Data records for software interfaces

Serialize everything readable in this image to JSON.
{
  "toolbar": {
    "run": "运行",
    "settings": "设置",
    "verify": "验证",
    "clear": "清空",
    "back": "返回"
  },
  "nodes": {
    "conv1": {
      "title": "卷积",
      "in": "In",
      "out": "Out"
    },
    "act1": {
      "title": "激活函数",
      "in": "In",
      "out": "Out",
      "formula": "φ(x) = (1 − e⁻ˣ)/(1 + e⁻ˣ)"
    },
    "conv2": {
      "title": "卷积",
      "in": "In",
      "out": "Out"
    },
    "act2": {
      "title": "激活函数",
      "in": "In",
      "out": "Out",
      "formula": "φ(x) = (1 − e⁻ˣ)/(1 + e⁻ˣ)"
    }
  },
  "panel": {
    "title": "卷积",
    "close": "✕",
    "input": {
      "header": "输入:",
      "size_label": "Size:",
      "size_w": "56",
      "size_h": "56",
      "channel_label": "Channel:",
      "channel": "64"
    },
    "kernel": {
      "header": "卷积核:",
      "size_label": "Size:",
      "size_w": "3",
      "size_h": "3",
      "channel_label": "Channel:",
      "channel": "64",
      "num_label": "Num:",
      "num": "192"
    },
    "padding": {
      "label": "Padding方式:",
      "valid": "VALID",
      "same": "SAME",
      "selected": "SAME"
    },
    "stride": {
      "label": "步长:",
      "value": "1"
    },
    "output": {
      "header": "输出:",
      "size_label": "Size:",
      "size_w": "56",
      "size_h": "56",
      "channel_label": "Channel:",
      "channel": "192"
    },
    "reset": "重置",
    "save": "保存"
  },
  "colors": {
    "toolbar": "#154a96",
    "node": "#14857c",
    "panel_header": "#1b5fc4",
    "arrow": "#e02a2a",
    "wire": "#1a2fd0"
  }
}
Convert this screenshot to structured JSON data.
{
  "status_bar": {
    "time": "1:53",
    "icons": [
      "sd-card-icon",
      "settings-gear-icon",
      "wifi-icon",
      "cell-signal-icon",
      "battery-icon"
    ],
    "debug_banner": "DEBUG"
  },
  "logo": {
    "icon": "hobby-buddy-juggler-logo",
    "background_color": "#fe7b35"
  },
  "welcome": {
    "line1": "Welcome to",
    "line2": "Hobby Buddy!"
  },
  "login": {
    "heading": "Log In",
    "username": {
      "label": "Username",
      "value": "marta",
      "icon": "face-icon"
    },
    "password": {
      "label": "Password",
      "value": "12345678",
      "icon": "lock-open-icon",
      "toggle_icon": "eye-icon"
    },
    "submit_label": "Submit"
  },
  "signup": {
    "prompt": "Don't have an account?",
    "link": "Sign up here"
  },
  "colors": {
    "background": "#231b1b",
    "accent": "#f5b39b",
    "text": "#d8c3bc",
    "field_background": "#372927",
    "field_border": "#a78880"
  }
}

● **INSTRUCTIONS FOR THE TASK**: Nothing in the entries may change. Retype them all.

● **ANSWER FOR THIS EXERCISE**:
Serialize everything readable in this image to JSON.
{
  "toolbar": {
    "run": "运行",
    "settings": "设置",
    "verify": "验证",
    "clear": "清空",
    "back": "返回"
  },
  "nodes": {
    "conv1": {
      "title": "卷积",
      "in": "In",
      "out": "Out"
    },
    "act1": {
      "title": "激活函数",
      "in": "In",
      "out": "Out",
      "formula": "φ(x) = (1 − e⁻ˣ)/(1 + e⁻ˣ)"
    },
    "conv2": {
      "title": "卷积",
      "in": "In",
      "out": "Out"
    },
    "act2": {
      "title": "激活函数",
      "in": "In",
      "out": "Out",
      "formula": "φ(x) = (1 − e⁻ˣ)/(1 + e⁻ˣ)"
    }
  },
  "panel": {
    "title": "卷积",
    "close": "✕",
    "input": {
      "header": "输入:",
      "size_label": "Size:",
      "size_w": "56",
      "size_h": "56",
      "channel_label": "Channel:",
      "channel": "64"
    },
    "kernel": {
      "header": "卷积核:",
      "size_label": "Size:",
      "size_w": "3",
      "size_h": "3",
      "channel_label": "Channel:",
      "channel": "64",
      "num_label": "Num:",
      "num": "192"
    },
    "padding": {
      "label": "Padding方式:",
      "valid": "VALID",
      "same": "SAME",
      "selected": "SAME"
    },
    "stride": {
      "label": "步长:",
      "value": "1"
    },
    "output": {
      "header": "输出:",
      "size_label": "Size:",
      "size_w": "56",
      "size_h": "56",
      "channel_label": "Channel:",
      "channel": "192"
    },
    "reset": "重置",
    "save": "保存"
  },
  "colors": {
    "toolbar": "#154a96",
    "node": "#14857c",
    "panel_header": "#1b5fc4",
    "arrow": "#e02a2a",
    "wire": "#1a2fd0"
  }
}
Convert this screenshot to structured JSON data.
{
  "status_bar": {
    "time": "1:53",
    "icons": [
      "sd-card-icon",
      "settings-gear-icon",
      "wifi-icon",
      "cell-signal-icon",
      "battery-icon"
    ],
    "debug_banner": "DEBUG"
  },
  "logo": {
    "icon": "hobby-buddy-juggler-logo",
    "background_color": "#fe7b35"
  },
  "welcome": {
    "line1": "Welcome to",
    "line2": "Hobby Buddy!"
  },
  "login": {
    "heading": "Log In",
    "username": {
      "label": "Username",
      "value": "marta",
      "icon": "face-icon"
    },
    "password": {
      "label": "Password",
      "value": "12345678",
      "icon": "lock-open-icon",
      "toggle_icon": "eye-icon"
    },
    "submit_label": "Submit"
  },
  "signup": {
    "prompt": "Don't have an account?",
    "link": "Sign up here"
  },
  "colors": {
    "background": "#231b1b",
    "accent": "#f5b39b",
    "text": "#d8c3bc",
    "field_background": "#372927",
    "field_border": "#a78880"
  }
}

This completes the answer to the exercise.